Demystifying the Japanese knife, featuring Tanto
While hand-selecting a knife in Sakai is a pretty special experience (see our last post here), not everyone can make the trip, which is why we were delighted when Tanto opened in the QT Melbourne. Tanto specialises in Sakai blades from the Aoki family, specifically the Suisin collection by Junro Aoki, the 10th generation successor.
Navigating a Japanese knife shop and selecting a Japanese knife is a task best left to the experts. There are typically rows and rows of different types, further segmented into grades (chef or cook), weights, lengths and materials. We spoke to Akira Shinkai, the Retail Manager of Tanto, about the differences between Japanese and Western knives, and the best introductory Japanese knife for cooks.
What is the difference between Japanese knives and Western knives, and what makes Japanese knives special?
Japanese knives are much thinner and sharper than Western knives as they are used to cut sashimi. Structurally, Japanese knives are also crafted through a multiple layer process, making the blade stronger and more flexible.
How can a customer tell if a knife is suitable for them? And how would they go about selecting a good knife from your recommendations?
It is always best for the customer to hold and feel the knife prior to making a purchase, as it is not solely about the size of the knife or its appearance. Most importantly, it is about the blade material, weight balance and sharpness.
[chotto comment: Our thoughts in the image below on choosing the right knife]
How do you care for a good Japanese knife?
There are four important things to remember:
- Japanese knives should be kept away from moisture, and thoroughly dried after washing by hand
- Never put Japanese knives in a dishwasher or use harsh chemicals and hot temperatures. This will ruin the blade and handle
- Whetstones (Japanese water stones) should be used to sharpen the knives
- The original edge angle should be kept when sharpening
Does Tanto offer a knife-sharpening service or knife-sharpening classes?
Yes, we have a knife-sharpening service (chotto comment: which we can vouch for.

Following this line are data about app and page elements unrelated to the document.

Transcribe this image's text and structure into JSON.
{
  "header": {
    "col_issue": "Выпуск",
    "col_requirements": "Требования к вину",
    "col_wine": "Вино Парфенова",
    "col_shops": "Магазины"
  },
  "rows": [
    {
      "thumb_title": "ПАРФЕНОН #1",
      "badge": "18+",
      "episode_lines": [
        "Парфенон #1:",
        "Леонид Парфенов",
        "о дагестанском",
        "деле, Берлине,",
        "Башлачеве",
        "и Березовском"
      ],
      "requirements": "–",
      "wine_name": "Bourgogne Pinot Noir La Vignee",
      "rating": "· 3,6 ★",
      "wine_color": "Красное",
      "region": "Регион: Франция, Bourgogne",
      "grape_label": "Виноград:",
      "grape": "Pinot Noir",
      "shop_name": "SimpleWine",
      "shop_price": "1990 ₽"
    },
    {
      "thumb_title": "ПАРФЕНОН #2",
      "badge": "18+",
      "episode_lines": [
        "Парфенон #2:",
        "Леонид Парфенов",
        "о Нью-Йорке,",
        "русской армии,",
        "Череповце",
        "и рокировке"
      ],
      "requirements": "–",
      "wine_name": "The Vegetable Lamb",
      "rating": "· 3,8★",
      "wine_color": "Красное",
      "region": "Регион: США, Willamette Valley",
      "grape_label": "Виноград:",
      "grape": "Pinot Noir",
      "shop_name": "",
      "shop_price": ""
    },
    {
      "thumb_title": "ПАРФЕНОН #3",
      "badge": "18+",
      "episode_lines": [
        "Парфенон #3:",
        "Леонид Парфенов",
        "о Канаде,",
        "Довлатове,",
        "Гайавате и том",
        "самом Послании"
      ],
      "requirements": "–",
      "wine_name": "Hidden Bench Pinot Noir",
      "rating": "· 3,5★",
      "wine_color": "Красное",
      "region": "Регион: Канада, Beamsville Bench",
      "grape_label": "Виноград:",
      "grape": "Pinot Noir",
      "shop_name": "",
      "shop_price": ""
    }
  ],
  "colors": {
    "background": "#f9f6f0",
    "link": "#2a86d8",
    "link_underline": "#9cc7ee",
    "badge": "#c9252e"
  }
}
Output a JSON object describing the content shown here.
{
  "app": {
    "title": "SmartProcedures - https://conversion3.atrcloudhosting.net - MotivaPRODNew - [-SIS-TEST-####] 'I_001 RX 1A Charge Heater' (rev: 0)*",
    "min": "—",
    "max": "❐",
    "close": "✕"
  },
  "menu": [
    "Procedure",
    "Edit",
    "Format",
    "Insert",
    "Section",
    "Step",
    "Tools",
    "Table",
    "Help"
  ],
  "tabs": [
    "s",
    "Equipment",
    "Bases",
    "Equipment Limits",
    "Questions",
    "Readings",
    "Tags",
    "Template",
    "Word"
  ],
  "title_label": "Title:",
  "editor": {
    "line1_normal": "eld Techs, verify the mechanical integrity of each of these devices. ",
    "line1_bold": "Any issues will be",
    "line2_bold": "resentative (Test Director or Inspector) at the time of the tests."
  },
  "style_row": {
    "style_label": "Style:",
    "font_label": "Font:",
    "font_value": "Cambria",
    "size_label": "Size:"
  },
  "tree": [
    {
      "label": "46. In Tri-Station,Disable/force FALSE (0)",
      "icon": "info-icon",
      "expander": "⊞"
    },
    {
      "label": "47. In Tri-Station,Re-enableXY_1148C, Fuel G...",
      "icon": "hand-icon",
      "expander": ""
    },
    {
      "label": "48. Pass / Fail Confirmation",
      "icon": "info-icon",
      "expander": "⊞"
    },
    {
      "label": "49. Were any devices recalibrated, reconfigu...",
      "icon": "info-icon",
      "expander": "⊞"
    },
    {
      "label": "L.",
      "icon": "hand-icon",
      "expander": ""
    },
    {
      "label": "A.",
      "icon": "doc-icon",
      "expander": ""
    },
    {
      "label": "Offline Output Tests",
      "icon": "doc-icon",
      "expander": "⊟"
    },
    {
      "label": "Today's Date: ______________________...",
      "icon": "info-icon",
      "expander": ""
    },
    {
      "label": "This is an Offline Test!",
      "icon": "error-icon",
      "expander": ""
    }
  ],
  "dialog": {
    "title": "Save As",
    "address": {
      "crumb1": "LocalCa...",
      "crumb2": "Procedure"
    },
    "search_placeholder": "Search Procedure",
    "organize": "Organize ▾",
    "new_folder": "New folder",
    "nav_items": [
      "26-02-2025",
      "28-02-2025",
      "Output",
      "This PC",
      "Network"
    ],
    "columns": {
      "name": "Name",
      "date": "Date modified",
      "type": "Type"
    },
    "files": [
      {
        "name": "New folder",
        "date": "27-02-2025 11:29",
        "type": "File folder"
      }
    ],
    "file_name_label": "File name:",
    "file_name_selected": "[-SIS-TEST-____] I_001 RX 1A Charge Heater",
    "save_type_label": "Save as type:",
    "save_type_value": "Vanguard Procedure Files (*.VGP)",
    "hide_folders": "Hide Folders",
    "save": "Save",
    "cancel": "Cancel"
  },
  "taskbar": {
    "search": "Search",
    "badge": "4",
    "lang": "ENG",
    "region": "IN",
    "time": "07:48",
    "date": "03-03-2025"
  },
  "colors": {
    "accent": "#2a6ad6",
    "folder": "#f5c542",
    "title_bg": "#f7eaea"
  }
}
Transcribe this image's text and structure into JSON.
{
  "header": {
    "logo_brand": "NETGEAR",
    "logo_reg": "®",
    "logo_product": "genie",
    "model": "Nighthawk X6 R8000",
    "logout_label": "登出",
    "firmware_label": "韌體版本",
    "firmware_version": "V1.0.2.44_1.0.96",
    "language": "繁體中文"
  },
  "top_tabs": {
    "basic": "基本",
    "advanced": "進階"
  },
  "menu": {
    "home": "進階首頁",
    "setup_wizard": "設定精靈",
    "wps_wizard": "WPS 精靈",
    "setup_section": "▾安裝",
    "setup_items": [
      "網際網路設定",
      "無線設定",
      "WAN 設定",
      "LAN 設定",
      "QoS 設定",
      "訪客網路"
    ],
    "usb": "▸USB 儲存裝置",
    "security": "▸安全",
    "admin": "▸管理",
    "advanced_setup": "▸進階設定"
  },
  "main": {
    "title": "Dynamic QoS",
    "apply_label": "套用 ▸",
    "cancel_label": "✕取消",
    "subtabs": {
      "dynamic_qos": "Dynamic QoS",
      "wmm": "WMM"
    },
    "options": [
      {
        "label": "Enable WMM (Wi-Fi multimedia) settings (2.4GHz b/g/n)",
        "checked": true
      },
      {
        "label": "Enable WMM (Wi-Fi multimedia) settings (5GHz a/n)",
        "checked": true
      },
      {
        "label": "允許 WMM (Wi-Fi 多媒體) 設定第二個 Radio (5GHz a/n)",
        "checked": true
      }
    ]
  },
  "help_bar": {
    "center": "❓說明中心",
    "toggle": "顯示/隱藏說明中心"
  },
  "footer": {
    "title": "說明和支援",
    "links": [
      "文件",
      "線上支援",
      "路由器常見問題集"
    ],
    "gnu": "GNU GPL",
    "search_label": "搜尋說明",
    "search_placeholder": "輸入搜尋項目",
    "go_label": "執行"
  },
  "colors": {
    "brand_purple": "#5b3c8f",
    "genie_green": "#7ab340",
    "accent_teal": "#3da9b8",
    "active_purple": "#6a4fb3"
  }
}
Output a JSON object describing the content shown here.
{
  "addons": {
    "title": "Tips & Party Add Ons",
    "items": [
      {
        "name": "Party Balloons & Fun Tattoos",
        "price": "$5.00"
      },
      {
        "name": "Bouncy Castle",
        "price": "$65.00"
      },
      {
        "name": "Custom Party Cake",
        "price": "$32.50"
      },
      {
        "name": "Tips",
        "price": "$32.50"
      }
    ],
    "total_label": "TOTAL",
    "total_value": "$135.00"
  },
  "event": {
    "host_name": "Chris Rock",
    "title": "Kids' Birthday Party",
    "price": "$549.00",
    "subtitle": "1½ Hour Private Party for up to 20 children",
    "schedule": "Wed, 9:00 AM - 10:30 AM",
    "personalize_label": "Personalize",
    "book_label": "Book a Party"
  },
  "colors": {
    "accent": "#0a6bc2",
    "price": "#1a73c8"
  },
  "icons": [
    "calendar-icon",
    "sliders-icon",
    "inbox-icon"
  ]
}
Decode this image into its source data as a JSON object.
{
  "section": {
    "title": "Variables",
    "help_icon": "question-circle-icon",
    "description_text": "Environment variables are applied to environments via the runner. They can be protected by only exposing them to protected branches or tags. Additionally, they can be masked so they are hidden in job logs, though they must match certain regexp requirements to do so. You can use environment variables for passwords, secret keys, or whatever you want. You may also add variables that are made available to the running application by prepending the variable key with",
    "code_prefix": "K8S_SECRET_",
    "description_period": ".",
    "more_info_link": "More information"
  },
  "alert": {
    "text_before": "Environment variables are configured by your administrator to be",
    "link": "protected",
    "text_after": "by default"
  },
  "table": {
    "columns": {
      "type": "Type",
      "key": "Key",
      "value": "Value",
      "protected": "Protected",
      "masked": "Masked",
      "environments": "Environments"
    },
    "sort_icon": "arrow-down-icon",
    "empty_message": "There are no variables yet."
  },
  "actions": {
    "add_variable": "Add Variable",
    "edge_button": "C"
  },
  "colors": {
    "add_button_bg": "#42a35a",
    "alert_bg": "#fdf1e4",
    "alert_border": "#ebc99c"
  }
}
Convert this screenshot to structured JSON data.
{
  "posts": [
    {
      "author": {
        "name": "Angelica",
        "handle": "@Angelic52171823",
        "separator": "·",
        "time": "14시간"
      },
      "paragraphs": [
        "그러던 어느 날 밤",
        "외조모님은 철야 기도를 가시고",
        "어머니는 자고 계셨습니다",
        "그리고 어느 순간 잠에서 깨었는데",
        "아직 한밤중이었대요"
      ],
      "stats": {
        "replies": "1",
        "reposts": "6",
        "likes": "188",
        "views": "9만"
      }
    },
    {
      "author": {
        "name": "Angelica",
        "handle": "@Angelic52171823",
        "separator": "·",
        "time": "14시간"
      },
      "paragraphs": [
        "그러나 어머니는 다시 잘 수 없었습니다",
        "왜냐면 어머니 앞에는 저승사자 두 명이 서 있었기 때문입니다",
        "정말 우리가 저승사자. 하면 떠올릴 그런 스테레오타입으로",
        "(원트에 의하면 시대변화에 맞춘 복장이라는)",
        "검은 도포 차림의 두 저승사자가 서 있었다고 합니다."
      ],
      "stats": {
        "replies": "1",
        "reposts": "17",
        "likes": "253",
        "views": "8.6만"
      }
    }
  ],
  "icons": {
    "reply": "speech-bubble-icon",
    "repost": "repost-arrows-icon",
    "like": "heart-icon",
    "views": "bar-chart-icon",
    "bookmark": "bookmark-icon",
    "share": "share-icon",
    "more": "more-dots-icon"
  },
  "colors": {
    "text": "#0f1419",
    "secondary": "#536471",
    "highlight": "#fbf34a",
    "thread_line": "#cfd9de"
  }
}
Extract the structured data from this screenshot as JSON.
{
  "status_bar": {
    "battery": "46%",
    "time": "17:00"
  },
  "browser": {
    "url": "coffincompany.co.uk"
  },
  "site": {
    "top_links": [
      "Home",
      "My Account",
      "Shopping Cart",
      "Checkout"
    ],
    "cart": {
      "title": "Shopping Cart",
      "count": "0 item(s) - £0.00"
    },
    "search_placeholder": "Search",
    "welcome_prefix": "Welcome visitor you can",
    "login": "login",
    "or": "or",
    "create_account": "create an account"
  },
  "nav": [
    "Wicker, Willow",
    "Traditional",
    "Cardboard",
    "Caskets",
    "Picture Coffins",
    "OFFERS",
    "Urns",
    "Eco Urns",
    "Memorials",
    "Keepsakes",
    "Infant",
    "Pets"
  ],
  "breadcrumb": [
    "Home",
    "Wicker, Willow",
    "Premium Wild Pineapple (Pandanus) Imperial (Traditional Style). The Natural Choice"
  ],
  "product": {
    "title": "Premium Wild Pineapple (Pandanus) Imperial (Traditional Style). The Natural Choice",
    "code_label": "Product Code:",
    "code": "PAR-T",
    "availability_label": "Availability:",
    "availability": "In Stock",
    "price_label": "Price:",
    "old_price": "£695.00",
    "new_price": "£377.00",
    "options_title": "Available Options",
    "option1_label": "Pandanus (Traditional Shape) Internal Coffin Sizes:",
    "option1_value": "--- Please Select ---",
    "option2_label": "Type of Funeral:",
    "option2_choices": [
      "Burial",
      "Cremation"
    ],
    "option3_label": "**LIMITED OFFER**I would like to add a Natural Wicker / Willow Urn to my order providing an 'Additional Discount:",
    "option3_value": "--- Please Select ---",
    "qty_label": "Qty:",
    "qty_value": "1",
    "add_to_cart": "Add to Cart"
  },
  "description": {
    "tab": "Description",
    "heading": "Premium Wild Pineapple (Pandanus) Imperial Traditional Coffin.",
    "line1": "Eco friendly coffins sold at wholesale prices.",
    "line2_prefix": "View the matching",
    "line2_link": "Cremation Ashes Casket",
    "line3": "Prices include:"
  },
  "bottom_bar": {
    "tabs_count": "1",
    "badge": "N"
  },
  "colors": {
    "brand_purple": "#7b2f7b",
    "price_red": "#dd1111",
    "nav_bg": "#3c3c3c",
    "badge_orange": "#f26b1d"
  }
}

They are excellent) and have also just started knife sharpening classes. At present, they cost $60 and need to be pre-booked by phoning 03 8636 8836.
If a customer is just starting their Japanese knife collection, what knife / knives would you recommend and why?
I would highly recommend the Gyuto or Santoku knife as they are great all-rounders and multipurpose. The Gyuto Santoku Bunka has a good size, shape and width, making it an excellent choice for cutting poultry, vegetables and fruit.
And how much do the Gyuto knives start from?
Prices for the knives start from $125 for a Gyuto 210mm Carbon Steel and go up to $325 for a Gyuto 230mm Nickel Damascus.
Finally, could you tell us what your favourite knives are?
I love to use the Special INOX Petty 150mm. It is a simple design, but very versatile. The handle also has a good weight balance, making it an ideal choice when using it for long hours.
Another favourite is the hand-made Bunka Kurouchi due to its size and and all-round versatility.
Image credit: Tanto, QT Hotel
With thanks to Akira Shinkai-san from Tanto and Jessica Fornito from QT Melbourne for facilitating this interview.